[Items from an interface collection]
++++++++

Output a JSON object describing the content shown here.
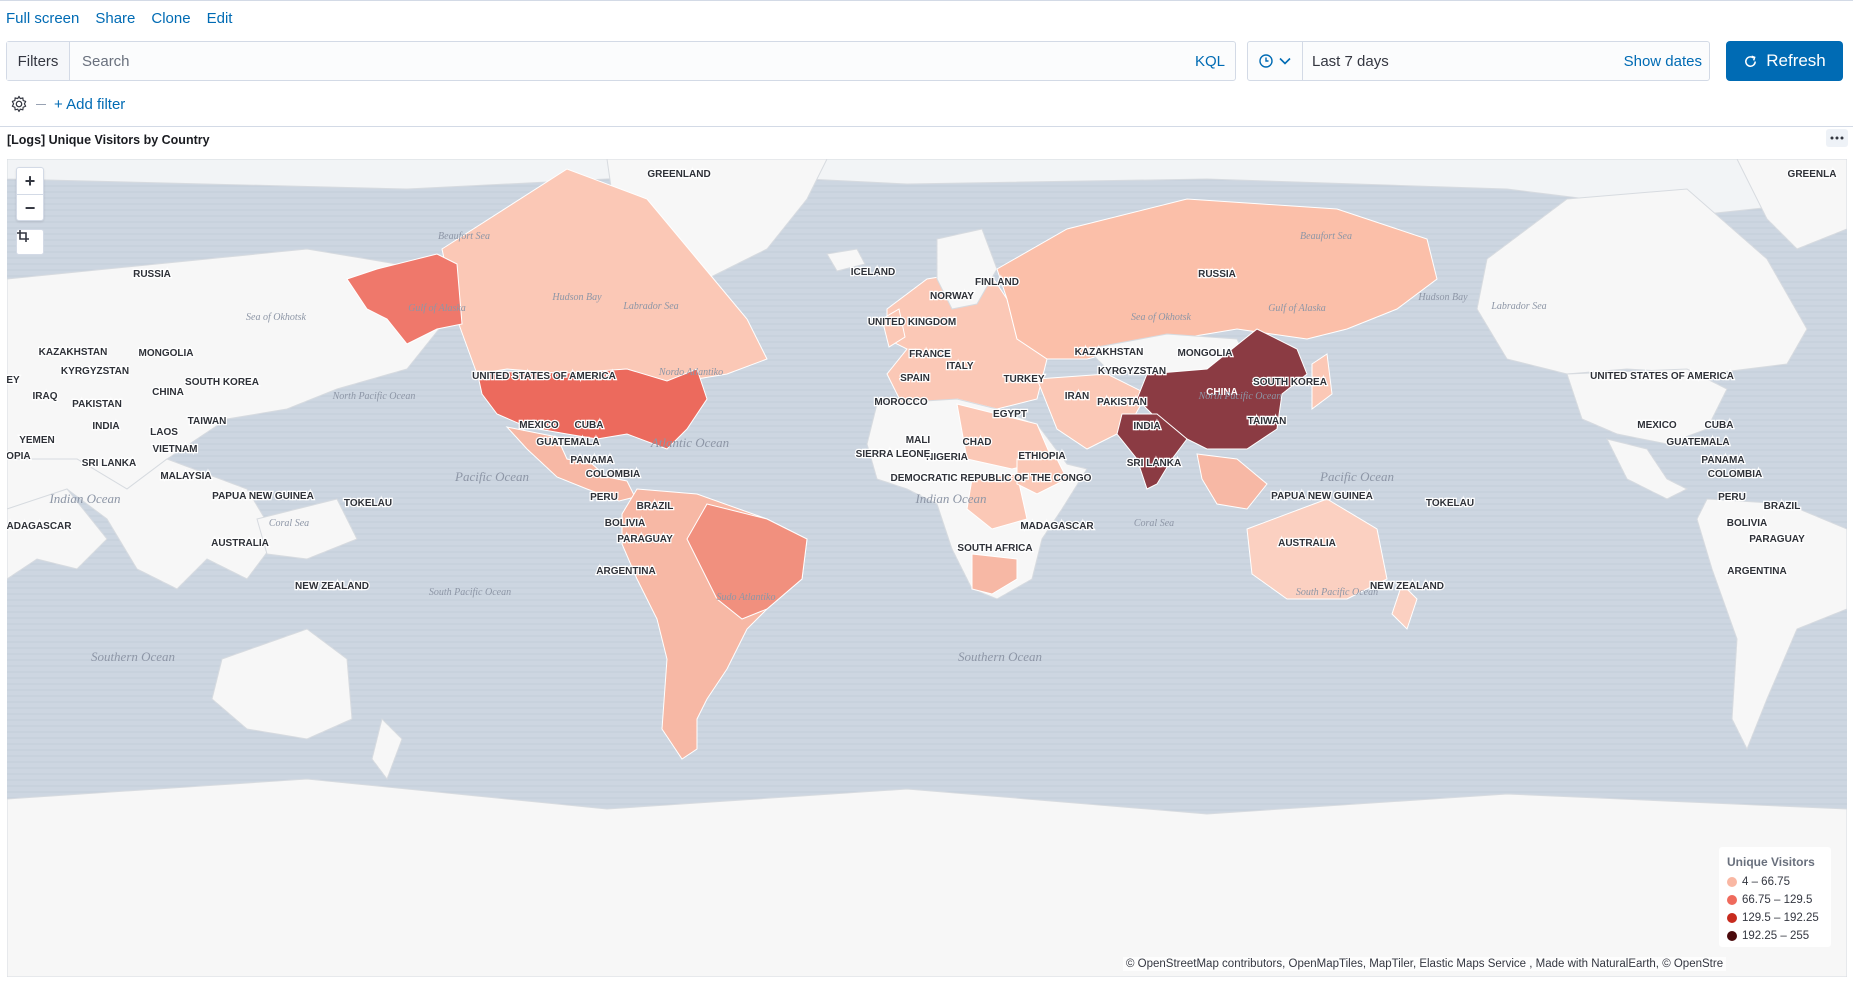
{
  "topnav": {
    "full_screen": "Full screen",
    "share": "Share",
    "clone": "Clone",
    "edit": "Edit"
  },
  "querybar": {
    "filters_label": "Filters",
    "search_placeholder": "Search",
    "search_value": "",
    "kql_label": "KQL",
    "date_range": "Last 7 days",
    "show_dates": "Show dates",
    "refresh": "Refresh"
  },
  "filterrow": {
    "add_filter": "+ Add filter"
  },
  "panel": {
    "title": "[Logs] Unique Visitors by Country",
    "legend": {
      "title": "Unique Visitors",
      "items": [
        {
          "label": "4 – 66.75",
          "color": "#f9b7a3"
        },
        {
          "label": "66.75 – 129.5",
          "color": "#ef6a5c"
        },
        {
          "label": "129.5 – 192.25",
          "color": "#c72b1e"
        },
        {
          "label": "192.25 – 255",
          "color": "#4b0a0c"
        }
      ]
    },
    "attribution": "© OpenStreetMap contributors, OpenMapTiles, MapTiler, Elastic Maps Service , Made with NaturalEarth, © OpenStre",
    "map_labels": {
      "greenland_left": "GREENLAND",
      "greenland_right": "GREENLA",
      "russia_left": "RUSSIA",
      "russia_mid": "RUSSIA",
      "iceland": "ICELAND",
      "finland": "FINLAND",
      "norway": "NORWAY",
      "uk": "UNITED KINGDOM",
      "france": "FRANCE",
      "italy": "ITALY",
      "spain": "SPAIN",
      "turkey": "TURKEY",
      "morocco": "MOROCCO",
      "egypt": "EGYPT",
      "mali": "MALI",
      "chad": "CHAD",
      "nigeria": "NIGERIA",
      "ethiopia": "ETHIOPIA",
      "sierra_leone": "SIERRA LEONE",
      "drc": "DEMOCRATIC REPUBLIC OF THE CONGO",
      "south_africa": "SOUTH AFRICA",
      "madagascar_mid": "MADAGASCAR",
      "madagascar_left": "ADAGASCAR",
      "yemen": "YEMEN",
      "ethiopia_left": "IOPIA",
      "iraq": "IRAQ",
      "iran": "IRAN",
      "pakistan": "PAKISTAN",
      "india": "INDIA",
      "kazakhstan": "KAZAKHSTAN",
      "mongolia": "MONGOLIA",
      "kyrgyzstan": "KYRGYZSTAN",
      "china": "CHINA",
      "south_korea": "SOUTH KOREA",
      "taiwan": "TAIWAN",
      "laos": "LAOS",
      "vietnam": "VIETNAM",
      "sri_lanka": "SRI LANKA",
      "malaysia": "MALAYSIA",
      "png": "PAPUA NEW GUINEA",
      "australia": "AUSTRALIA",
      "new_zealand": "NEW ZEALAND",
      "tokelau": "TOKELAU",
      "usa": "UNITED STATES OF AMERICA",
      "mexico": "MEXICO",
      "cuba": "CUBA",
      "guatemala": "GUATEMALA",
      "panama": "PANAMA",
      "colombia": "COLOMBIA",
      "peru": "PERU",
      "brazil": "BRAZIL",
      "bolivia": "BOLIVIA",
      "paraguay": "PARAGUAY",
      "argentina": "ARGENTINA",
      "ey": "EY",
      "ocean_north_atlantic": "Nordo Atlantiko",
      "ocean_atlantic": "Atlantic Ocean",
      "ocean_pacific": "Pacific Ocean",
      "ocean_north_pacific": "North Pacific Ocean",
      "ocean_south_pacific": "South Pacific Ocean",
      "ocean_indian": "Indian Ocean",
      "ocean_southern": "Southern Ocean",
      "ocean_sudo": "Sudo Atlantiko",
      "sea_okhotsk": "Sea of Okhotsk",
      "coral_sea": "Coral Sea",
      "hudson_bay": "Hudson Bay",
      "labrador_sea": "Labrador Sea",
      "beaufort_sea": "Beaufort Sea",
      "gulf_alaska": "Gulf of Alaska"
    }
  }
}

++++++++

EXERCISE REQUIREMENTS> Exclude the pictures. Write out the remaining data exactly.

ANSWER SPACE>
Output a JSON object describing the content shown here.
{
  "topnav": {
    "full_screen": "Full screen",
    "share": "Share",
    "clone": "Clone",
    "edit": "Edit"
  },
  "querybar": {
    "filters_label": "Filters",
    "search_placeholder": "Search",
    "search_value": "",
    "kql_label": "KQL",
    "date_range": "Last 7 days",
    "show_dates": "Show dates",
    "refresh": "Refresh"
  },
  "filterrow": {
    "add_filter": "+ Add filter"
  },
  "panel": {
    "title": "[Logs] Unique Visitors by Country",
    "legend": {
      "title": "Unique Visitors",
      "items": [
        {
          "label": "4 – 66.75",
          "color": "#f9b7a3"
        },
        {
          "label": "66.75 – 129.5",
          "color": "#ef6a5c"
        },
        {
          "label": "129.5 – 192.25",
          "color": "#c72b1e"
        },
        {
          "label": "192.25 – 255",
          "color": "#4b0a0c"
        }
      ]
    },
    "attribution": "© OpenStreetMap contributors, OpenMapTiles, MapTiler, Elastic Maps Service , Made with NaturalEarth, © OpenStre",
    "map_labels": {
      "greenland_left": "GREENLAND",
      "greenland_right": "GREENLA",
      "russia_left": "RUSSIA",
      "russia_mid": "RUSSIA",
      "iceland": "ICELAND",
      "finland": "FINLAND",
      "norway": "NORWAY",
      "uk": "UNITED KINGDOM",
      "france": "FRANCE",
      "italy": "ITALY",
      "spain": "SPAIN",
      "turkey": "TURKEY",
      "morocco": "MOROCCO",
      "egypt": "EGYPT",
      "mali": "MALI",
      "chad": "CHAD",
      "nigeria": "NIGERIA",
      "ethiopia": "ETHIOPIA",
      "sierra_leone": "SIERRA LEONE",
      "drc": "DEMOCRATIC REPUBLIC OF THE CONGO",
      "south_africa": "SOUTH AFRICA",
      "madagascar_mid": "MADAGASCAR",
      "madagascar_left": "ADAGASCAR",
      "yemen": "YEMEN",
      "ethiopia_left": "IOPIA",
      "iraq": "IRAQ",
      "iran": "IRAN",
      "pakistan": "PAKISTAN",
      "india": "INDIA",
      "kazakhstan": "KAZAKHSTAN",
      "mongolia": "MONGOLIA",
      "kyrgyzstan": "KYRGYZSTAN",
      "china": "CHINA",
      "south_korea": "SOUTH KOREA",
      "taiwan": "TAIWAN",
      "laos": "LAOS",
      "vietnam": "VIETNAM",
      "sri_lanka": "SRI LANKA",
      "malaysia": "MALAYSIA",
      "png": "PAPUA NEW GUINEA",
      "australia": "AUSTRALIA",
      "new_zealand": "NEW ZEALAND",
      "tokelau": "TOKELAU",
      "usa": "UNITED STATES OF AMERICA",
      "mexico": "MEXICO",
      "cuba": "CUBA",
      "guatemala": "GUATEMALA",
      "panama": "PANAMA",
      "colombia": "COLOMBIA",
      "peru": "PERU",
      "brazil": "BRAZIL",
      "bolivia": "BOLIVIA",
      "paraguay": "PARAGUAY",
      "argentina": "ARGENTINA",
      "ey": "EY",
      "ocean_north_atlantic": "Nordo Atlantiko",
      "ocean_atlantic": "Atlantic Ocean",
      "ocean_pacific": "Pacific Ocean",
      "ocean_north_pacific": "North Pacific Ocean",
      "ocean_south_pacific": "South Pacific Ocean",
      "ocean_indian": "Indian Ocean",
      "ocean_southern": "Southern Ocean",
      "ocean_sudo": "Sudo Atlantiko",
      "sea_okhotsk": "Sea of Okhotsk",
      "coral_sea": "Coral Sea",
      "hudson_bay": "Hudson Bay",
      "labrador_sea": "Labrador Sea",
      "beaufort_sea": "Beaufort Sea",
      "gulf_alaska": "Gulf of Alaska"
    }
  }
}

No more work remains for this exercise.